Ricks College art student Shane Turman was working at the Rexburg Food Center when the then Rexburg Police Chief Blair Siepert approached him about serving on the police force.
“He said ‘We have an opening for a patrol officer. Come tryout,” said Turman. “I went home and talked to my parents. They said it would be a good idea. The next thing I know, I’ve got the job.”
That happenstance launched Turman’s 34-year career with the Rexburg Police Department. In that time, he served as a patrol officer, oversaw the detective division, and, for the past nearly 12 years, Turman has worked as the Rexburg police chief. He took over that position from Chief Lynn Archibald.
Turman plans to retire this month, and to celebrate his years of service, the city of Rexburg will hold a retirement party scheduled at 2 p.m. Monday at Rexburg City Hall.
Rexburg Mayor Jerry Merrill says that while he’ll miss Turman, he’s excited for Turman’s next adventure.
“I appreciate his dedication to the Rexburg Police Department,” Merrill said. “I’m glad he’s able to retire, enjoy a new stage of life and pursue his life in different things.”
One of Turman’s pursuits is to finish his art degree at Brigham Young University-Idaho. There he hopes to hone his sculpting skills. Turman also plans to “catch up on a lot of fishing” and “honeydos.” In addition, he plans to work on his 14-acre farm and spend more time with his wife, Kelly, and their children, Holden and Katelyn.
Turman says the best thing about being a police officer is helping people in need. It’s been especially worthwhile to rescue children from harm, he said.
“I’ve dealt with several cases dealing with child abuse,” he said. “(It’s) being able to get a child out of a dangerous situation and saving their lives.”
The most heartbreaking cases have also involved children. In one case, an 8-week-old boy was killed by his parents, Turman said.
“The baby was tortured over eight weeks,” he said.
The little boy eventually died from violent shaking, but that was just a small part of the cruelty he had endured during his short life.
“It was horrific,” he said. “I would rather not talk about it. It was that bad.”
The most famous case Turman has dealt with involves the Chad Daybell and Lori Vallow-Daybell murder cases. The two are charged in the killing of Vallow-Daybell’s children Tylee Ryan, 16, and J.J. Vallow, 7. Chad Daybell has also been charged in the murder of his first wife Tammy Daybell.
“You don’t expect something like that to happen in Rexburg,” he said. “You don’t expect all the national news agencies to show up at your front door. I think it’s been a good learning experience for all of us, but it’s over a very horrific thing. We hope we never have to go through something like that again.”
It was Rexburg Police detectives who responded to a welfare check in November 2019 concerning the children. The officers visited Vallow-Daybell at her Rexburg apartment where she told them J.J. was with a female friend in Arizona.
Detectives called the friend who said J.J. wasn’t with her.
“We have some great detectives that just followed their instincts,” Turman said.

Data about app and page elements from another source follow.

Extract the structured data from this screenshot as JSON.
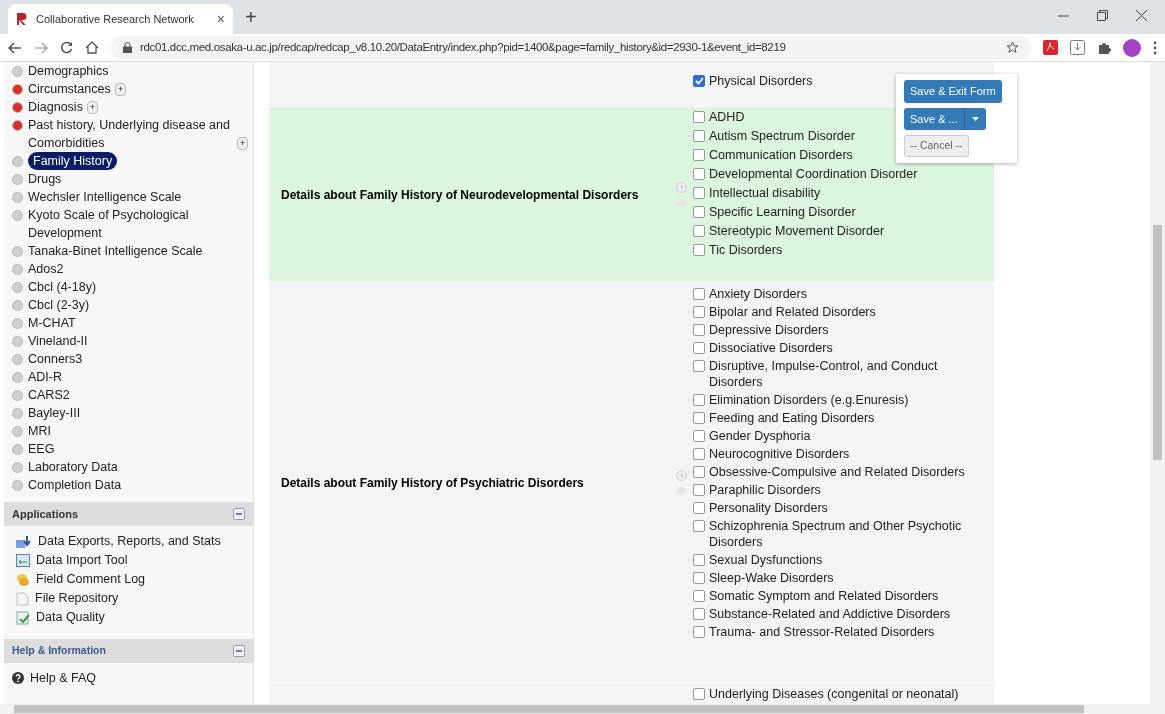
{
  "browser": {
    "tab_title": "Collaborative Research Network",
    "tab_close": "×",
    "new_tab": "+",
    "url": "rdc01.dcc.med.osaka-u.ac.jp/redcap/redcap_v8.10.20/DataEntry/index.php?pid=1400&page=family_history&id=2930-1&event_id=8219"
  },
  "sidebar": {
    "instruments": [
      {
        "label": "Demographics",
        "color": "#cfcfcf",
        "selected": false
      },
      {
        "label": "Circumstances",
        "color": "#d9312a",
        "selected": false,
        "expand": "+"
      },
      {
        "label": "Diagnosis",
        "color": "#d9312a",
        "selected": false,
        "expand": "+"
      },
      {
        "label": "Past history, Underlying disease and Comorbidities",
        "color": "#d9312a",
        "selected": false,
        "expand": "+"
      },
      {
        "label": "Family History",
        "color": "#cfcfcf",
        "selected": true
      },
      {
        "label": "Drugs",
        "color": "#cfcfcf",
        "selected": false
      },
      {
        "label": "Wechsler Intelligence Scale",
        "color": "#cfcfcf",
        "selected": false
      },
      {
        "label": "Kyoto Scale of Psychological Development",
        "color": "#cfcfcf",
        "selected": false
      },
      {
        "label": "Tanaka-Binet Intelligence Scale",
        "color": "#cfcfcf",
        "selected": false
      },
      {
        "label": "Ados2",
        "color": "#cfcfcf",
        "selected": false
      },
      {
        "label": "Cbcl (4-18y)",
        "color": "#cfcfcf",
        "selected": false
      },
      {
        "label": "Cbcl (2-3y)",
        "color": "#cfcfcf",
        "selected": false
      },
      {
        "label": "M-CHAT",
        "color": "#cfcfcf",
        "selected": false
      },
      {
        "label": "Vineland-II",
        "color": "#cfcfcf",
        "selected": false
      },
      {
        "label": "Conners3",
        "color": "#cfcfcf",
        "selected": false
      },
      {
        "label": "ADI-R",
        "color": "#cfcfcf",
        "selected": false
      },
      {
        "label": "CARS2",
        "color": "#cfcfcf",
        "selected": false
      },
      {
        "label": "Bayley-III",
        "color": "#cfcfcf",
        "selected": false
      },
      {
        "label": "MRI",
        "color": "#cfcfcf",
        "selected": false
      },
      {
        "label": "EEG",
        "color": "#cfcfcf",
        "selected": false
      },
      {
        "label": "Laboratory Data",
        "color": "#cfcfcf",
        "selected": false
      },
      {
        "label": "Completion Data",
        "color": "#cfcfcf",
        "selected": false
      }
    ],
    "applications": {
      "title": "Applications",
      "items": [
        {
          "label": "Data Exports, Reports, and Stats",
          "kind": "export"
        },
        {
          "label": "Data Import Tool",
          "kind": "import"
        },
        {
          "label": "Field Comment Log",
          "kind": "comment"
        },
        {
          "label": "File Repository",
          "kind": "file"
        },
        {
          "label": "Data Quality",
          "kind": "quality"
        }
      ]
    },
    "help": {
      "title": "Help & Information",
      "items": [
        {
          "label": "Help & FAQ",
          "kind": "help"
        }
      ]
    }
  },
  "form": {
    "rows": [
      {
        "highlighted": false,
        "options": [
          {
            "label": "Physical Disorders",
            "checked": true
          }
        ]
      },
      {
        "label": "Details about Family History of Neurodevelopmental Disorders",
        "highlighted": true,
        "options": [
          {
            "label": "ADHD",
            "checked": false
          },
          {
            "label": "Autism Spectrum Disorder",
            "checked": false
          },
          {
            "label": "Communication Disorders",
            "checked": false
          },
          {
            "label": "Developmental Coordination Disorder",
            "checked": false
          },
          {
            "label": "Intellectual disability",
            "checked": false
          },
          {
            "label": "Specific Learning Disorder",
            "checked": false
          },
          {
            "label": "Stereotypic Movement Disorder",
            "checked": false
          },
          {
            "label": "Tic Disorders",
            "checked": false
          }
        ]
      },
      {
        "label": "Details about Family History of Psychiatric Disorders",
        "highlighted": false,
        "options": [
          {
            "label": "Anxiety Disorders",
            "checked": false
          },
          {
            "label": "Bipolar and Related Disorders",
            "checked": false
          },
          {
            "label": "Depressive Disorders",
            "checked": false
          },
          {
            "label": "Dissociative Disorders",
            "checked": false
          },
          {
            "label": "Disruptive, Impulse-Control, and Conduct Disorders",
            "checked": false
          },
          {
            "label": "Elimination Disorders (e.g.Enuresis)",
            "checked": false
          },
          {
            "label": "Feeding and Eating Disorders",
            "checked": false
          },
          {
            "label": "Gender Dysphoria",
            "checked": false
          },
          {
            "label": "Neurocognitive Disorders",
            "checked": false
          },
          {
            "label": "Obsessive-Compulsive and Related Disorders",
            "checked": false
          },
          {
            "label": "Paraphilic Disorders",
            "checked": false
          },
          {
            "label": "Personality Disorders",
            "checked": false
          },
          {
            "label": "Schizophrenia Spectrum and Other Psychotic Disorders",
            "checked": false
          },
          {
            "label": "Sexual Dysfunctions",
            "checked": false
          },
          {
            "label": "Sleep-Wake Disorders",
            "checked": false
          },
          {
            "label": "Somatic Symptom and Related Disorders",
            "checked": false
          },
          {
            "label": "Substance-Related and Addictive Disorders",
            "checked": false
          },
          {
            "label": "Trauma- and Stressor-Related Disorders",
            "checked": false
          }
        ]
      },
      {
        "highlighted": false,
        "options": [
          {
            "label": "Underlying Diseases (congenital or neonatal)",
            "checked": false
          }
        ]
      }
    ]
  },
  "save_panel": {
    "buttons": [
      {
        "label": "Save & Exit Form",
        "kind": "primary"
      },
      {
        "label": "Save & ...",
        "kind": "split"
      },
      {
        "label": "-- Cancel --",
        "kind": "secondary"
      }
    ]
  }
}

The following day, detectives returned to Vallow-Daybell’s apartment and learned she and Chad Daybell had fled to Hawaii. Shortly after, police sent out a press release asking for information on the missing children.
The press release set off international interest, and Turman fielded phone calls from press agencies from all over the world. The children’s bodies were located in Chad Daybell’s Salem backyard in June 2020, Police believe they had been there since September 2019.

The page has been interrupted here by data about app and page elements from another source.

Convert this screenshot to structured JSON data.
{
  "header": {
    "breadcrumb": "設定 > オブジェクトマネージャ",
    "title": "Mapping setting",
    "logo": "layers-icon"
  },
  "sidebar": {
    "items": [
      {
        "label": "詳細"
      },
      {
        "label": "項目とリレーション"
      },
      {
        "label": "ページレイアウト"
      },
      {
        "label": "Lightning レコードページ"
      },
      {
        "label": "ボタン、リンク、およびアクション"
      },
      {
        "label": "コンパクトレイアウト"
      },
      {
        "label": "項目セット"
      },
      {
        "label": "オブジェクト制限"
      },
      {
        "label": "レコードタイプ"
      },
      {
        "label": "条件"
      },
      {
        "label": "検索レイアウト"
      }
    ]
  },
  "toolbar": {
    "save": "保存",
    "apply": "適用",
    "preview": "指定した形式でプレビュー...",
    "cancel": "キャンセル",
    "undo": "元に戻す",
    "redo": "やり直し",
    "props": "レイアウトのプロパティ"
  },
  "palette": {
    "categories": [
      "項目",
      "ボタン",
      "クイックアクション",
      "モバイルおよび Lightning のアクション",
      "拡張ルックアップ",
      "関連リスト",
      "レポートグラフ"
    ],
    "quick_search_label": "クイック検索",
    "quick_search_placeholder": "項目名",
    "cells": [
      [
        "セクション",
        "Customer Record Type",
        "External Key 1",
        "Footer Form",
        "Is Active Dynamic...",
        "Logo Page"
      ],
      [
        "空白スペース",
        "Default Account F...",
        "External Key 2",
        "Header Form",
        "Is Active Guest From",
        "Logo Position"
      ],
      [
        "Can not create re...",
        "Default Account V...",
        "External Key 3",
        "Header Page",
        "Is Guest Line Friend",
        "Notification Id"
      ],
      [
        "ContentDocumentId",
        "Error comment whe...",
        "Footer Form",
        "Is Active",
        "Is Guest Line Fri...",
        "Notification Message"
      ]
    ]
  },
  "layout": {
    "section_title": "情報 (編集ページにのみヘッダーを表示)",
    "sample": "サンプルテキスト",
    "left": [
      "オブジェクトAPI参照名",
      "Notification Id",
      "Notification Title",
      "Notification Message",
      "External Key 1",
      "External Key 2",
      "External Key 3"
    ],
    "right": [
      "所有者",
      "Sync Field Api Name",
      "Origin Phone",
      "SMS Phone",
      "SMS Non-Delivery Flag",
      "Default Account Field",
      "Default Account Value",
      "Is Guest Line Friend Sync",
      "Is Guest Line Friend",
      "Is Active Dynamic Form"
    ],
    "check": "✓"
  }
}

“It was horrible. Our hope was to find them alive and well,” Turman said.
Turman says that he relies heavily on his Church of Jesus Christ of Latter-day Saints faith when dealing with horrific crimes. It also helps to return to a loving family after dealing with tragedies.
“I have the best wife in the whole world. It’s going home and hugging my kids,” he said.
Turman grew up on the family farm in Lyman, and after graduating from Madison High School in 1983, he attended college in Wyoming for two years. He later served a church mission in the Hartford Connecticut Mission where he served throughout the New England states.
“I loved it back there,” he said. “The people were wonderful.”
In all the years that Turman has served with the Rexburg Police Department, he’s never had any desire to serve as a police officer in Salt Lake City, Denver or New York City.
“I only wanted to go there on vacation,” he said.
Following retirement, Turman will miss his staff.
“I’ll miss the good people in this department,” he said.
For more information on Turman’s retirement party, call the city at 208-359-3020.